Improvement Science Under the Microscope
Quality improvement (QI) in health care can be a huge undertaking even when it’s not your full-time job. For IHI’s Improvement Advisors (IAs), QI is all they think about and work on during the day. One of our IAs, Rebecca Steinfield (pictured at right), has been with IHI since 1996 in numerous capacities, and she currently coaches teams and teaches courses on the science of improvement, including the Improvement Science in Action seminar this September. She offered some perspective on how to get even better at improving.
Q: What are some interesting improvement projects and results that you’ve seen recently from IHI’s partners?
One of my favorite projects included a group of clinics in South Africa working to improve HIV testing for pregnant mothers in order to get the right treatment to the right moms to prevent the spread of HIV to their babies. The key for them was the retest at 32 weeks to catch recent infections — they were able to increase the retest in the pilot clinic from less than 40 percent to over 80 percent and spread the improved process to other clinics.
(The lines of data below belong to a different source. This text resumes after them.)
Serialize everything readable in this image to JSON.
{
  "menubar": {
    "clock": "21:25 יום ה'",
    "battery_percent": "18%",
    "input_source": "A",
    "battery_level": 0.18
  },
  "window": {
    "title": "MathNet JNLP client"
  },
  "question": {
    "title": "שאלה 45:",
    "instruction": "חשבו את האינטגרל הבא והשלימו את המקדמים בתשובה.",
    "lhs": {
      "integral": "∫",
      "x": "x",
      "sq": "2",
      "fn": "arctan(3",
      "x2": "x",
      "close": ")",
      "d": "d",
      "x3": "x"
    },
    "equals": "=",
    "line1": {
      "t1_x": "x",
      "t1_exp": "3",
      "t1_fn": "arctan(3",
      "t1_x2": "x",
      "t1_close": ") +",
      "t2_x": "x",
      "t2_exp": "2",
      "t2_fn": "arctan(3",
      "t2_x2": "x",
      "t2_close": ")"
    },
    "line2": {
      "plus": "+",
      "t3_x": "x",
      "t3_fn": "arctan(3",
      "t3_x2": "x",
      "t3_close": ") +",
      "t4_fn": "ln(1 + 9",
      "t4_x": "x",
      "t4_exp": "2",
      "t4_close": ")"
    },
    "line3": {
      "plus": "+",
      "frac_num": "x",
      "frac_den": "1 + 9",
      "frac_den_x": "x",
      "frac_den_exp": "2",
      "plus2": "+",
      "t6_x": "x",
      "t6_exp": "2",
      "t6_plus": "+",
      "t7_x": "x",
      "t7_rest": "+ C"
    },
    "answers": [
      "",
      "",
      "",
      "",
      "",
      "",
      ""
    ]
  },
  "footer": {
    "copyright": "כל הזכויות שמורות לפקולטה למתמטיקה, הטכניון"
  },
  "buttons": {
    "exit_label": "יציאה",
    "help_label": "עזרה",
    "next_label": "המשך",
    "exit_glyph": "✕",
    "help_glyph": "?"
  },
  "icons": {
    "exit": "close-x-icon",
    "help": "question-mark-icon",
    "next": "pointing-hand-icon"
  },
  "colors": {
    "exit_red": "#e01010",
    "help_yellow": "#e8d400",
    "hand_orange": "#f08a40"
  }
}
Q: Is there one element of the science of improvement that you feel practitioners sometimes overlook?
I think we sometimes overlook the importance of having an explicit theory about which changes will result in improvement that we can update over time as we test changes, collect data, and learn about how to make the changes work in our local environment. PDSA cycles should be grounded in a theory about how the system works, but we need to be open to the idea that some of our theories will be wrong — and we want to avoid falling into the confirmation trap — where we look only for data that confirms our theories.
Answering the three fundamental questions of the Model for Improvement is key:
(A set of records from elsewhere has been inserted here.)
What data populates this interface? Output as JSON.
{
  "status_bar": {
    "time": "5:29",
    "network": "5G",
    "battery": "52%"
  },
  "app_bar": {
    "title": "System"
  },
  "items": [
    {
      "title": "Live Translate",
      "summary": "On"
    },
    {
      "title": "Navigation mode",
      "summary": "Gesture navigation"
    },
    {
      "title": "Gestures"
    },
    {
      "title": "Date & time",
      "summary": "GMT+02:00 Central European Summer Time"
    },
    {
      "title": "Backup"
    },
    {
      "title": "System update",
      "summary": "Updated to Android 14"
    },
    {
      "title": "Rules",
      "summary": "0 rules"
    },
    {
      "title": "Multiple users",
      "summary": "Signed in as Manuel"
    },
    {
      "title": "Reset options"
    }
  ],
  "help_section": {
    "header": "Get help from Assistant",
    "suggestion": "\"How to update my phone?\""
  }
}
- What are we trying to accomplish?
- How will we know a change is an improvement?
- What changes can we make that will result in improvement?
It’s also important to create a driver diagram to make sure we have a solid, shared vision and theory about the work.
Q: What requires the most time in a PDSA cycle (Plan, Do, Study, Act)? Which step do people skip most often — and at what cost?
I don’t think any one step necessarily takes the most time — it depends on where you are in your testing process. For example, when you are testing on a very small scale, your planning might take much longer than the doing, but as you test on a larger scale, the doing could take longer.
Some of the failures in running PDSAs I see often are:
- Failure to plan with enough detail so that you can distinguish between a failure to execute the plan and an ineffective change idea;
- Failure to identify the questions you want to answer by running the PDSA;
- Failure to predict the answers to those questions so that you can adequately study the results (predictions also help you make a better plan);
- Failure to make a plan to collect the data you need to answer the questions and compare your predictions with the actual outcomes;
- Failure to involve the “do-ers” in the analysis of the data collected (the Study phase); and
- Failure to act based on the study phase in order to plan the next test.
Q: What’s one piece of advice you have regarding measurement?
Collect data that is meaningful, and use data for learning, not judgment. (That’s two, sorry!)
Q: Are you working on any improvement projects of your own — even at home?
Yes, I am trying to reduce the time it takes me to review, document, and respond to reports that I get in one of my projects. I have developed some standard work and have been working on a new documentation strategy. At baseline, it was taking me 60 minutes per report, and I was not reliably documenting important elements that I needed to track. I would like to reduce my time to 30 minutes with complete documentation.
Q: Do you ever see run charts in your dreams?
I don’t want to talk about that!